__WORK TASK__: The lines to copy are those with "base" in them. Pull each one from the entries below.

__MATERIAL TO PROCESS__:
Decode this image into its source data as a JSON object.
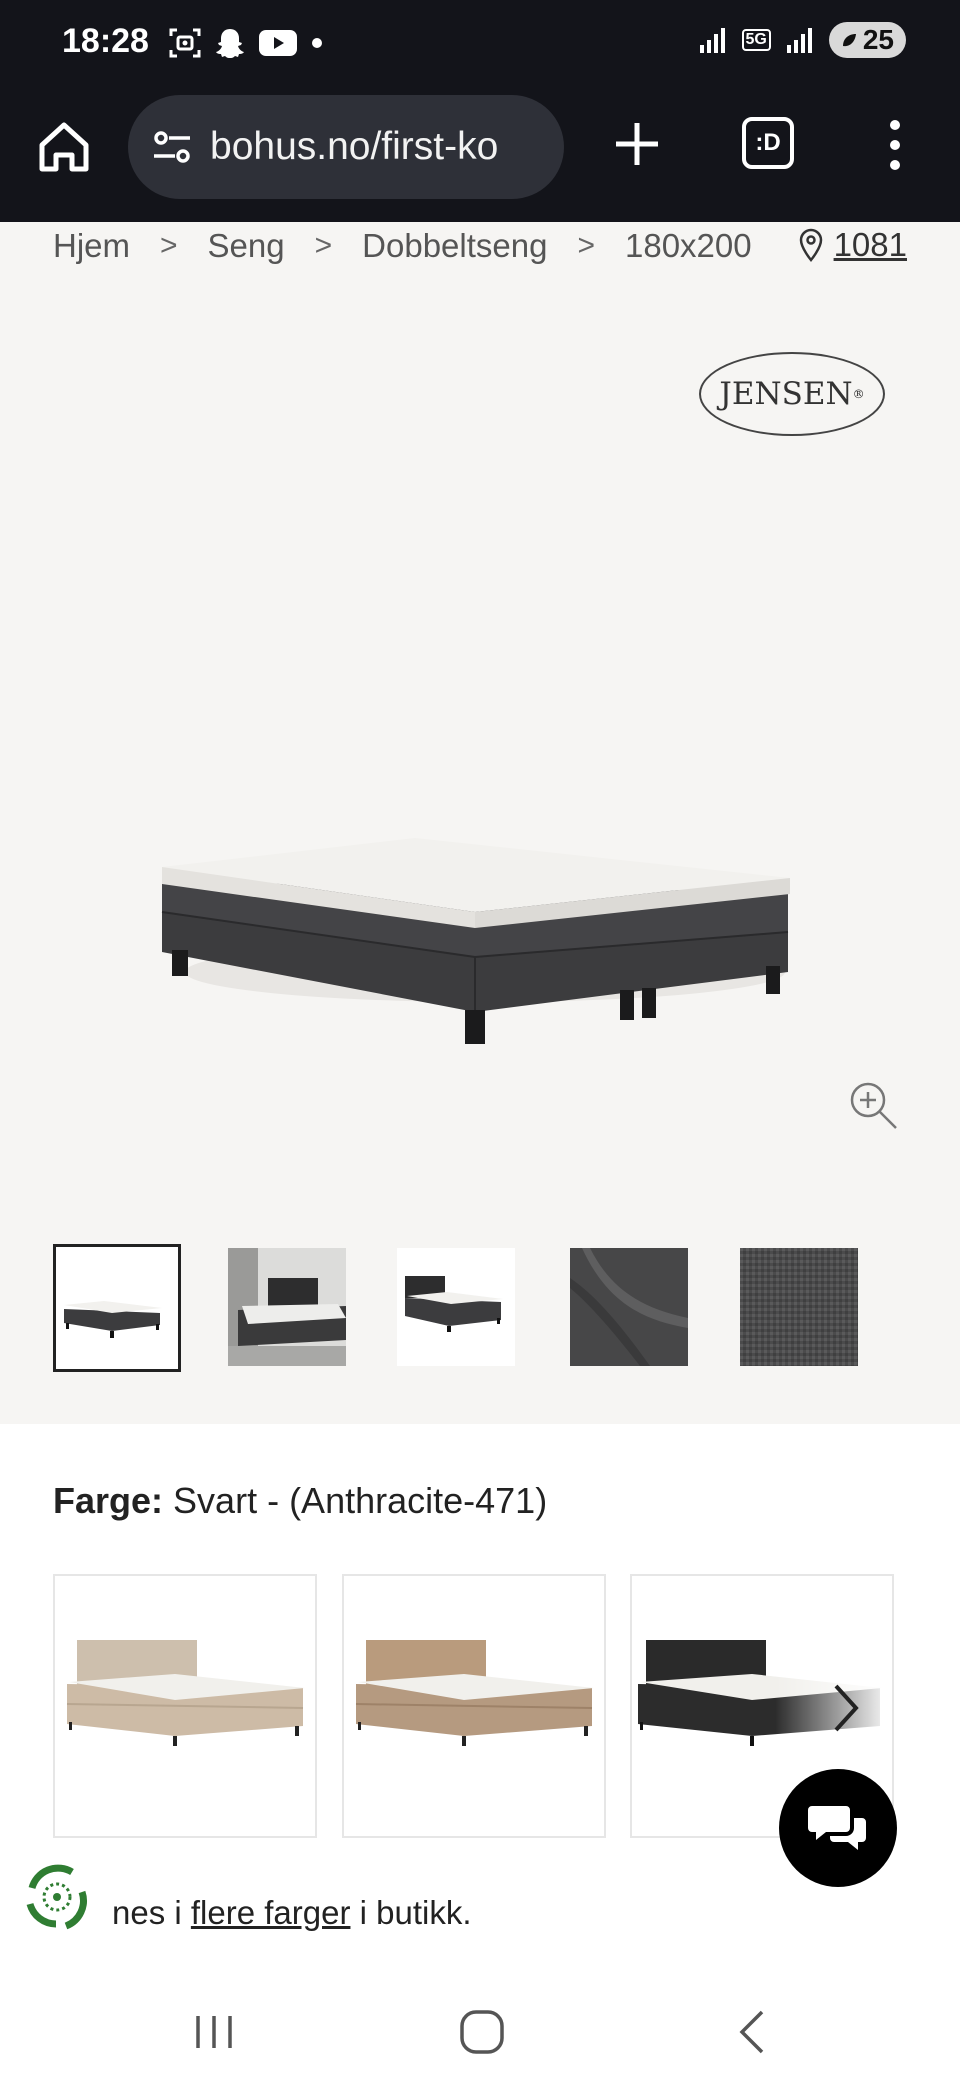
{
  "status_bar": {
    "time": "18:28",
    "network": "5G",
    "battery": "25"
  },
  "browser": {
    "url": "bohus.no/first-ko",
    "tabs_label": ":D"
  },
  "breadcrumb": {
    "items": [
      "Hjem",
      "Seng",
      "Dobbeltseng",
      "180x200"
    ],
    "separator": ">"
  },
  "store": {
    "code": "1081"
  },
  "product": {
    "brand": "JENSEN",
    "brand_mark": "®",
    "color_label": "Farge:",
    "color_value": "Svart - (Anthracite-471)",
    "swatches": [
      {
        "name": "beige",
        "frame": "#cdbfad",
        "base": "#cdbba6"
      },
      {
        "name": "brown",
        "frame": "#b99b7d",
        "base": "#b59a80"
      },
      {
        "name": "black",
        "frame": "#2a2a2a",
        "base": "#2c2c2c"
      }
    ]
  },
  "more_colors": {
    "prefix": "nes i ",
    "link": "flere farger",
    "suffix": " i butikk."
  },
  "colors": {
    "top_bar": "#13141a",
    "gallery_bg": "#f6f5f3",
    "fabric": "#3c3c3e",
    "mattress": "#f2f1ee"
  }
}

__RESPONSE AREA__:
        "base": "#cdbba6"
        "base": "#b59a80"
        "base": "#2c2c2c"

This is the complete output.